Heather Rabatich: Well, we wanted Dragon Age 2 to stand out from the generic fantasy genre. Origins was a very specific type of fantasy game and Dragon Age 2 isn’t that type of fantasy game, it still has a lot of the carry over, but we don’t want it to get lost in that mix. This is a very specific type of game and we wanted to give it that cleaner updated look. So we still have these beautiful cities and vast landscapes and we haven’t departed completely from it, but if you look at a screen shot you’ll know its Dragon Age 2. It’s actually an ever growing market, half the games out there right now seem to be fantasy and I think our style is now setting us apart from that, it matches the combat, it matches the new type of story we’re doing.
This game is a ... very specific type of game, you know, like, very specific with landscapes and cities and shit. Thanks for the info, Heather!
They're going to improve accessibility:
games.on.net: And how do you make it more accessible?
Heather Rabatich: Well, you press a button and something cool happens! There’s like a cause and effect, its happening before your eyes, you’re not having to pause and set up a scene if you don’t want to, and you’re not getting annihilated if you don’t play that way. So the pause, and the tactics, and and strategy is there, and you might not even realise you’re being strategic initially, but after a while you start seeing how cool it is when you combine abilities and party members specialties, and you’ve got everybody fighting together and its interesting to be able to jump between the characters, and I just think its still a strategic game, but we have sort of made it a little lighter in the sense that you can just pick it up and play it and know what to do. It’s a very satisfying combat system for both types of player.
Causality - cause and effect. But wait, here comes the single biggest improvement:
games.on.net: From your personal opinion, what is the single biggest improvement between the two?
Heather Rabatich: There’s so much I liked about the first game, but personally, for me combat-wise, that is a big thing for me because I’m tactical to a certain degree but then sometimes I just button-mash my way through, I just wanna get to the next part of the story, so I don’t always want the epic combat, I just want to beat it and be done with it. And it really depends on where I’m at in the gameplay, so I like this type of combat, I feel like its faster and the pace is faster so I would say that for me that’s one of the things that, as someone who’s playing the game everyday, watching the combat improve and seeing how the game is changing in that way has, for me, been a very satisfying experience.

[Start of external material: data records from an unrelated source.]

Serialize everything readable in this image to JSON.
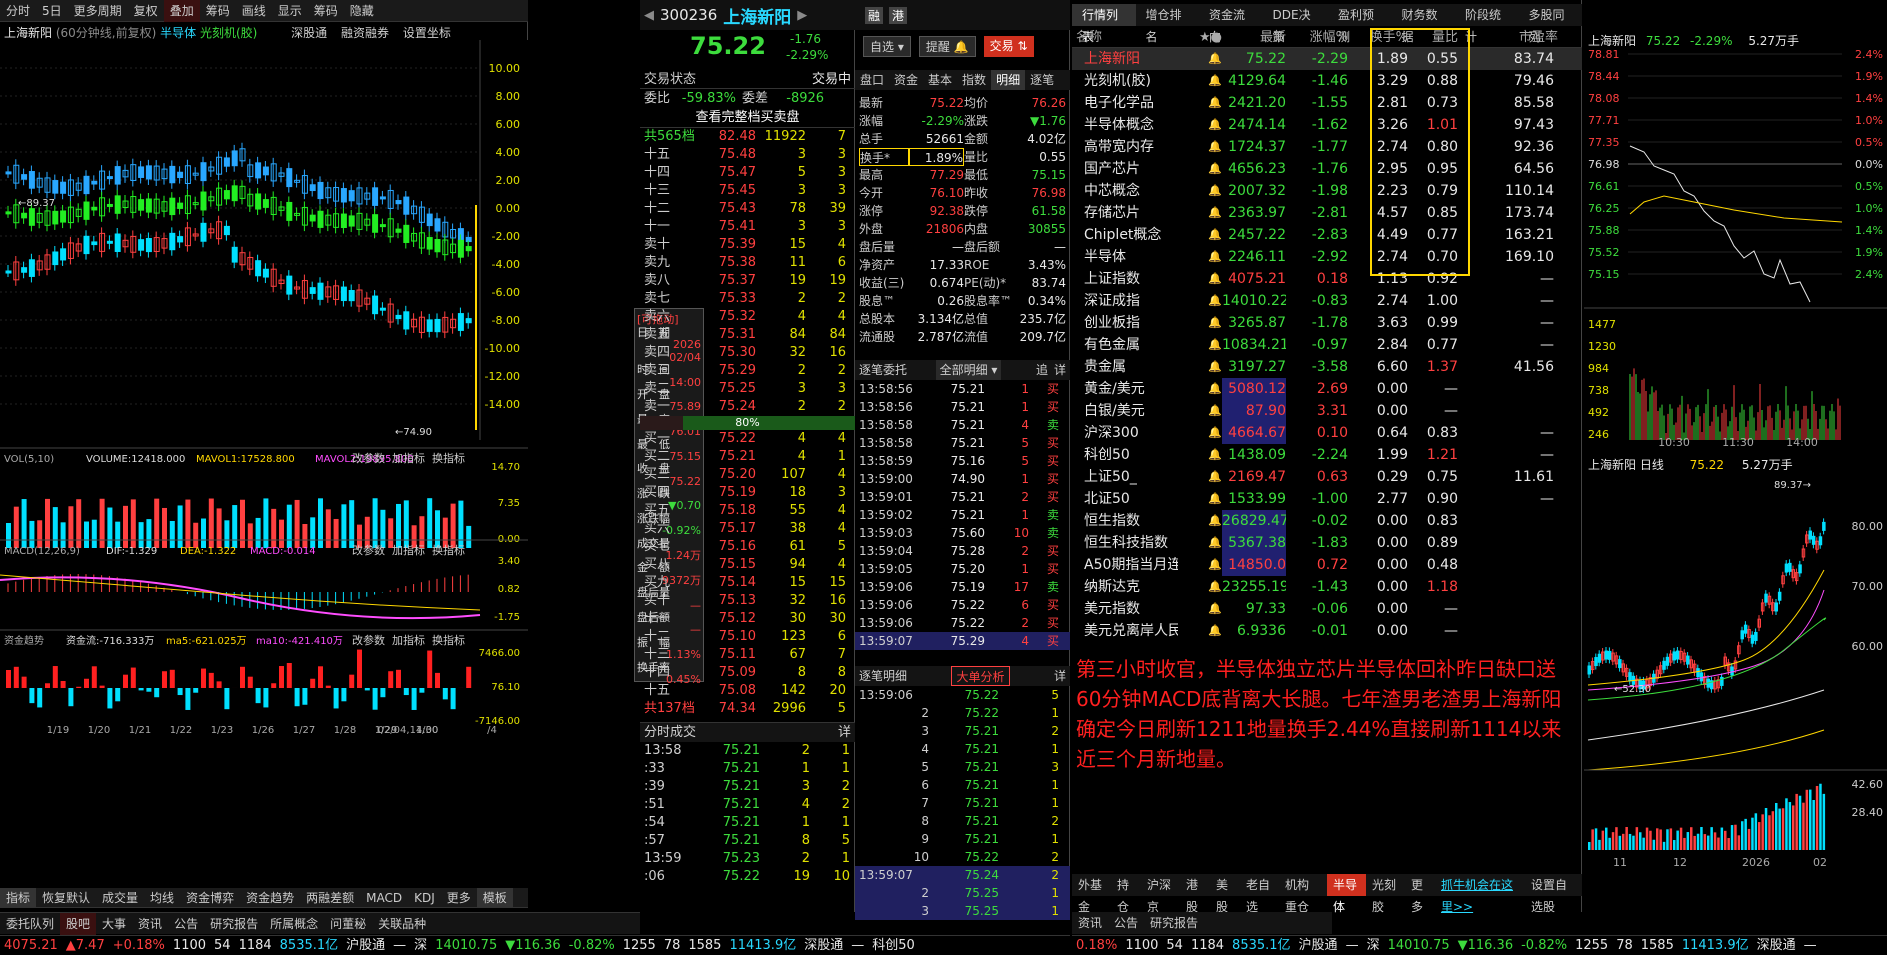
{
  "chart": {
    "toolbar": [
      "分时",
      "5日",
      "更多周期",
      "复权",
      "叠加",
      "筹码",
      "画线",
      "显示",
      "筹码",
      "隐藏"
    ],
    "title": "上海新阳",
    "subtitle": "(60分钟线,前复权)",
    "overlay1": "半导体",
    "overlay2": "光刻机(胶)",
    "links": [
      "深股通",
      "融资融券",
      "设置坐标"
    ],
    "yaxis": [
      "10.00",
      "8.00",
      "6.00",
      "4.00",
      "2.00",
      "0.00",
      "-2.00",
      "-4.00",
      "-6.00",
      "-8.00",
      "-10.00",
      "-12.00",
      "-14.00"
    ],
    "max_label": "89.37",
    "min_label": "74.90",
    "vol": {
      "label": "VOL(5,10)",
      "value": "VOLUME:12418.000",
      "ma1": "MAVOL1:17528.800",
      "ma2": "MAVOL2:19895.800",
      "axis": [
        "14.70",
        "7.35",
        "0.00"
      ]
    },
    "macd": {
      "label": "MACD(12,26,9)",
      "dif": "DIF:-1.329",
      "dea": "DEA:-1.322",
      "macd": "MACD:-0.014",
      "axis": [
        "3.40",
        "0.82",
        "-1.75"
      ]
    },
    "fund": {
      "label": "资金趋势",
      "flow": "资金流:-716.333万",
      "ma5": "ma5:-621.025万",
      "ma10": "ma10:-421.410万",
      "axis": [
        "7466.00",
        "76.10",
        "-7146.00"
      ]
    },
    "actions": [
      "改参数",
      "加指标",
      "换指标"
    ],
    "dates": [
      "1/19",
      "1/20",
      "1/21",
      "1/22",
      "1/23",
      "1/26",
      "1/27",
      "1/28",
      "1/29",
      "1/30",
      "02/04,14:00",
      "/4"
    ],
    "tabs": [
      "指标",
      "恢复默认",
      "成交量",
      "均线",
      "资金博弈",
      "资金趋势",
      "两融差额",
      "MACD",
      "KDJ",
      "更多",
      "模板"
    ]
  },
  "popup": {
    "title": "[可拖动]",
    "rows": [
      [
        "日　期",
        ""
      ],
      [
        "",
        "2026"
      ],
      [
        "",
        "02/04"
      ],
      [
        "时　间",
        ""
      ],
      [
        "",
        "14:00"
      ],
      [
        "开　盘",
        ""
      ],
      [
        "",
        "75.89"
      ],
      [
        "最　高",
        ""
      ],
      [
        "",
        "76.01"
      ],
      [
        "最　低",
        ""
      ],
      [
        "",
        "75.15"
      ],
      [
        "收　盘",
        ""
      ],
      [
        "",
        "75.22"
      ],
      [
        "涨　跌",
        ""
      ],
      [
        "",
        "▼0.70"
      ],
      [
        "涨跌幅",
        ""
      ],
      [
        "",
        "-0.92%"
      ],
      [
        "成交量",
        ""
      ],
      [
        "",
        "1.24万"
      ],
      [
        "金　额",
        ""
      ],
      [
        "",
        "9372万"
      ],
      [
        "盘后量",
        ""
      ],
      [
        "",
        "—"
      ],
      [
        "盘后额",
        ""
      ],
      [
        "",
        "—"
      ],
      [
        "振　幅",
        ""
      ],
      [
        "",
        "1.13%"
      ],
      [
        "换手率",
        ""
      ],
      [
        "",
        "0.45%"
      ]
    ]
  },
  "quote": {
    "code": "300236",
    "name": "上海新阳",
    "price": "75.22",
    "chg": "-1.76",
    "pct": "-2.29%",
    "badge1": "融",
    "badge2": "港",
    "btn_watch": "自选",
    "btn_alert": "提醒",
    "btn_trade": "交易",
    "state_label": "交易状态",
    "state": "交易中",
    "wb_label": "委比",
    "wb": "-59.83%",
    "wc_label": "委差",
    "wc": "-8926",
    "full_btn": "查看完整档买卖盘",
    "sell_total": [
      "共565档",
      "82.48",
      "11922",
      "7"
    ],
    "sells": [
      [
        "十五",
        "75.48",
        "3",
        "3"
      ],
      [
        "十四",
        "75.47",
        "5",
        "3"
      ],
      [
        "十三",
        "75.45",
        "3",
        "3"
      ],
      [
        "十二",
        "75.43",
        "78",
        "39"
      ],
      [
        "十一",
        "75.41",
        "3",
        "3"
      ],
      [
        "卖十",
        "75.39",
        "15",
        "4"
      ],
      [
        "卖九",
        "75.38",
        "11",
        "6"
      ],
      [
        "卖八",
        "75.37",
        "19",
        "19"
      ],
      [
        "卖七",
        "75.33",
        "2",
        "2"
      ],
      [
        "卖六",
        "75.32",
        "4",
        "4"
      ],
      [
        "卖五",
        "75.31",
        "84",
        "84"
      ],
      [
        "卖四",
        "75.30",
        "32",
        "16"
      ],
      [
        "卖三",
        "75.29",
        "2",
        "2"
      ],
      [
        "卖二",
        "75.25",
        "3",
        "3"
      ],
      [
        "卖一",
        "75.24",
        "2",
        "2"
      ]
    ],
    "ratio": "80%",
    "buys": [
      [
        "买一",
        "75.22",
        "4",
        "4"
      ],
      [
        "买二",
        "75.21",
        "4",
        "1"
      ],
      [
        "买三",
        "75.20",
        "107",
        "4"
      ],
      [
        "买四",
        "75.19",
        "18",
        "3"
      ],
      [
        "买五",
        "75.18",
        "55",
        "4"
      ],
      [
        "买六",
        "75.17",
        "38",
        "4"
      ],
      [
        "买七",
        "75.16",
        "61",
        "5"
      ],
      [
        "买八",
        "75.15",
        "94",
        "4"
      ],
      [
        "买九",
        "75.14",
        "15",
        "15"
      ],
      [
        "买十",
        "75.13",
        "32",
        "16"
      ],
      [
        "十一",
        "75.12",
        "30",
        "30"
      ],
      [
        "十二",
        "75.10",
        "123",
        "6"
      ],
      [
        "十三",
        "75.11",
        "67",
        "7"
      ],
      [
        "十四",
        "75.09",
        "8",
        "8"
      ],
      [
        "十五",
        "75.08",
        "142",
        "20"
      ]
    ],
    "buy_total": [
      "共137档",
      "74.34",
      "2996",
      "5"
    ],
    "tick_title": "分时成交",
    "tick_btn": "详",
    "ticks": [
      [
        "13:58",
        "75.21",
        "2",
        "1"
      ],
      [
        ":33",
        "75.21",
        "1",
        "1"
      ],
      [
        ":39",
        "75.21",
        "3",
        "2"
      ],
      [
        ":51",
        "75.21",
        "4",
        "2"
      ],
      [
        ":54",
        "75.21",
        "1",
        "1"
      ],
      [
        ":57",
        "75.21",
        "8",
        "5"
      ],
      [
        "13:59",
        "75.23",
        "2",
        "1"
      ],
      [
        ":06",
        "75.22",
        "19",
        "10"
      ]
    ]
  },
  "detail": {
    "tabs": [
      "盘口",
      "资金",
      "基本",
      "指数",
      "明细",
      "逐笔"
    ],
    "rows": [
      [
        "最新",
        "75.22",
        "均价",
        "76.26"
      ],
      [
        "涨幅",
        "-2.29%",
        "涨跌",
        "▼1.76"
      ],
      [
        "总手",
        "52661",
        "金额",
        "4.02亿"
      ],
      [
        "换手*",
        "1.89%",
        "量比",
        "0.55"
      ],
      [
        "最高",
        "77.29",
        "最低",
        "75.15"
      ],
      [
        "今开",
        "76.10",
        "昨收",
        "76.98"
      ],
      [
        "涨停",
        "92.38",
        "跌停",
        "61.58"
      ],
      [
        "外盘",
        "21806",
        "内盘",
        "30855"
      ],
      [
        "盘后量",
        "—",
        "盘后额",
        "—"
      ],
      [
        "净资产",
        "17.33",
        "ROE",
        "3.43%"
      ],
      [
        "收益(三)",
        "0.674",
        "PE(动)*",
        "83.74"
      ],
      [
        "股息™",
        "0.26",
        "股息率™",
        "0.34%"
      ],
      [
        "总股本",
        "3.134亿",
        "总值",
        "235.7亿"
      ],
      [
        "流通股",
        "2.787亿",
        "流值",
        "209.7亿"
      ]
    ],
    "entrust_title": "逐笔委托",
    "entrust_sel": "全部明细",
    "entrust_btns": [
      "追",
      "详"
    ],
    "entrust": [
      [
        "13:58:56",
        "75.21",
        "1",
        "买"
      ],
      [
        "13:58:56",
        "75.21",
        "1",
        "买"
      ],
      [
        "13:58:58",
        "75.21",
        "4",
        "卖"
      ],
      [
        "13:58:58",
        "75.21",
        "5",
        "买"
      ],
      [
        "13:58:59",
        "75.16",
        "5",
        "买"
      ],
      [
        "13:59:00",
        "74.90",
        "1",
        "买"
      ],
      [
        "13:59:01",
        "75.21",
        "2",
        "买"
      ],
      [
        "13:59:02",
        "75.21",
        "1",
        "卖"
      ],
      [
        "13:59:03",
        "75.60",
        "10",
        "卖"
      ],
      [
        "13:59:04",
        "75.28",
        "2",
        "买"
      ],
      [
        "13:59:05",
        "75.20",
        "1",
        "买"
      ],
      [
        "13:59:06",
        "75.19",
        "17",
        "卖"
      ],
      [
        "13:59:06",
        "75.22",
        "6",
        "买"
      ],
      [
        "13:59:06",
        "75.22",
        "2",
        "买"
      ],
      [
        "13:59:07",
        "75.29",
        "4",
        "买"
      ]
    ],
    "bigorder_title": "逐笔明细",
    "bigorder_btn": "大单分析",
    "bigorder_detail": "详",
    "big": [
      [
        "13:59:06",
        "75.22",
        "5"
      ],
      [
        "2",
        "75.22",
        "1"
      ],
      [
        "3",
        "75.21",
        "2"
      ],
      [
        "4",
        "75.21",
        "1"
      ],
      [
        "5",
        "75.21",
        "3"
      ],
      [
        "6",
        "75.21",
        "1"
      ],
      [
        "7",
        "75.21",
        "1"
      ],
      [
        "8",
        "75.21",
        "2"
      ],
      [
        "9",
        "75.21",
        "1"
      ],
      [
        "10",
        "75.22",
        "2"
      ],
      [
        "13:59:07",
        "75.24",
        "2"
      ],
      [
        "2",
        "75.25",
        "1"
      ],
      [
        "3",
        "75.25",
        "1"
      ]
    ]
  },
  "market": {
    "tabs": [
      "行情列表",
      "增仓排名",
      "资金流向",
      "DDE决策",
      "盈利预测",
      "财务数据",
      "阶段统计",
      "多股同列"
    ],
    "headers": [
      "名称",
      "★●",
      "最新",
      "涨幅%",
      "换手%",
      "量比",
      "市盈率"
    ],
    "rows": [
      [
        "上海新阳",
        "75.22",
        "-2.29",
        "1.89",
        "0.55",
        "83.74"
      ],
      [
        "光刻机(胶)",
        "4129.64",
        "-1.46",
        "3.29",
        "0.88",
        "79.46"
      ],
      [
        "电子化学品",
        "2421.20",
        "-1.55",
        "2.81",
        "0.73",
        "85.58"
      ],
      [
        "半导体概念",
        "2474.14",
        "-1.62",
        "3.26",
        "1.01",
        "97.43"
      ],
      [
        "高带宽内存",
        "1724.37",
        "-1.77",
        "2.74",
        "0.80",
        "92.36"
      ],
      [
        "国产芯片",
        "4656.23",
        "-1.76",
        "2.95",
        "0.95",
        "64.56"
      ],
      [
        "中芯概念",
        "2007.32",
        "-1.98",
        "2.23",
        "0.79",
        "110.14"
      ],
      [
        "存储芯片",
        "2363.97",
        "-2.81",
        "4.57",
        "0.85",
        "173.74"
      ],
      [
        "Chiplet概念",
        "2457.22",
        "-2.83",
        "4.49",
        "0.77",
        "163.21"
      ],
      [
        "半导体",
        "2246.11",
        "-2.92",
        "2.74",
        "0.70",
        "169.10"
      ],
      [
        "上证指数",
        "4075.21",
        "0.18",
        "1.13",
        "0.92",
        "—"
      ],
      [
        "深证成指",
        "14010.22",
        "-0.83",
        "2.74",
        "1.00",
        "—"
      ],
      [
        "创业板指",
        "3265.87",
        "-1.78",
        "3.63",
        "0.99",
        "—"
      ],
      [
        "有色金属",
        "10834.21",
        "-0.97",
        "2.84",
        "0.77",
        "—"
      ],
      [
        "贵金属",
        "3197.27",
        "-3.58",
        "6.60",
        "1.37",
        "41.56"
      ],
      [
        "黄金/美元",
        "5080.12",
        "2.69",
        "0.00",
        "—",
        ""
      ],
      [
        "白银/美元",
        "87.90",
        "3.31",
        "0.00",
        "—",
        ""
      ],
      [
        "沪深300",
        "4664.67",
        "0.10",
        "0.64",
        "0.83",
        "—"
      ],
      [
        "科创50",
        "1438.09",
        "-2.24",
        "1.99",
        "1.21",
        "—"
      ],
      [
        "上证50_",
        "2169.47",
        "0.63",
        "0.29",
        "0.75",
        "11.61"
      ],
      [
        "北证50",
        "1533.99",
        "-1.00",
        "2.77",
        "0.90",
        "—"
      ],
      [
        "恒生指数",
        "26829.47",
        "-0.02",
        "0.00",
        "0.83",
        ""
      ],
      [
        "恒生科技指数",
        "5367.38",
        "-1.83",
        "0.00",
        "0.89",
        ""
      ],
      [
        "A50期指当月连续",
        "14850.0",
        "0.72",
        "0.00",
        "0.48",
        ""
      ],
      [
        "纳斯达克",
        "23255.19",
        "-1.43",
        "0.00",
        "1.18",
        ""
      ],
      [
        "美元指数",
        "97.33",
        "-0.06",
        "0.00",
        "—",
        ""
      ],
      [
        "美元兑离岸人民币",
        "6.9336",
        "-0.01",
        "0.00",
        "—",
        ""
      ]
    ],
    "note": "第三小时收官，半导体独立芯片半导体回补昨日缺口送60分钟MACD底背离大长腿。七年渣男老渣男上海新阳确定今日刷新1211地量换手2.44%直接刷新1114以来近三个月新地量。",
    "bottom_tabs": [
      "外基金",
      "持仓",
      "沪深京",
      "港股",
      "美股",
      "老自选",
      "机构重仓",
      "半导体",
      "光刻胶",
      "更多",
      "抓牛机会在这里>>",
      "设置自选股"
    ]
  },
  "mini": {
    "title": "上海新阳",
    "price": "75.22",
    "pct": "-2.29%",
    "turnover": "5.27万手",
    "left_axis": [
      "78.81",
      "78.44",
      "78.08",
      "77.71",
      "77.35",
      "76.98",
      "76.61",
      "76.25",
      "75.88",
      "75.52",
      "75.15"
    ],
    "right_axis": [
      "2.4%",
      "1.9%",
      "1.4%",
      "1.0%",
      "0.5%",
      "0.0%",
      "0.5%",
      "1.0%",
      "1.4%",
      "1.9%",
      "2.4%"
    ],
    "vol_axis": [
      "1477",
      "1230",
      "984",
      "738",
      "492",
      "246"
    ],
    "times": [
      "10:30",
      "11:30",
      "14:00"
    ],
    "daily_title": "上海新阳 日线",
    "daily_price": "75.22",
    "daily_vol": "5.27万手",
    "daily_max": "89.37",
    "daily_min": "52.30",
    "daily_axis": [
      "80.00",
      "70.00",
      "60.00"
    ],
    "daily_vol_axis": [
      "42.60",
      "28.40"
    ],
    "daily_dates": [
      "11",
      "12",
      "2026",
      "02"
    ]
  },
  "status": {
    "tabs": [
      "委托队列",
      "股吧",
      "大事",
      "资讯",
      "公告",
      "研究报告",
      "所属概念",
      "问董秘",
      "关联品种"
    ],
    "tabs2": [
      "资讯",
      "公告",
      "研究报告"
    ],
    "ticker": [
      [
        "4075.21",
        "red"
      ],
      [
        "▲7.47",
        "red"
      ],
      [
        "+0.18%",
        "red"
      ],
      [
        "1100",
        "wht"
      ],
      [
        "54",
        "wht"
      ],
      [
        "1184",
        "wht"
      ],
      [
        "8535.1亿",
        "cyn"
      ],
      [
        "沪股通",
        "wht"
      ],
      [
        "—",
        "wht"
      ],
      [
        "深",
        "wht"
      ],
      [
        "14010.75",
        "grn"
      ],
      [
        "▼116.36",
        "grn"
      ],
      [
        "-0.82%",
        "grn"
      ],
      [
        "1255",
        "wht"
      ],
      [
        "78",
        "wht"
      ],
      [
        "1585",
        "wht"
      ],
      [
        "11413.9亿",
        "cyn"
      ],
      [
        "深股通",
        "wht"
      ],
      [
        "—",
        "wht"
      ],
      [
        "科创50",
        "wht"
      ]
    ],
    "ticker2": [
      [
        "0.18%",
        "red"
      ],
      [
        "1100",
        "wht"
      ],
      [
        "54",
        "wht"
      ],
      [
        "1184",
        "wht"
      ],
      [
        "8535.1亿",
        "cyn"
      ],
      [
        "沪股通",
        "wht"
      ],
      [
        "—",
        "wht"
      ],
      [
        "深",
        "wht"
      ],
      [
        "14010.75",
        "grn"
      ],
      [
        "▼116.36",
        "grn"
      ],
      [
        "-0.82%",
        "grn"
      ],
      [
        "1255",
        "wht"
      ],
      [
        "78",
        "wht"
      ],
      [
        "1585",
        "wht"
      ],
      [
        "11413.9亿",
        "cyn"
      ],
      [
        "深股通",
        "wht"
      ],
      [
        "—",
        "wht"
      ]
    ]
  }
}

Seems Ol' Pete proved himself a true visionary once again because he recognized the significance of one-button-mashing combat goodness years before BioWare and CDProjekt caught up with the trend.
Spotted at: GB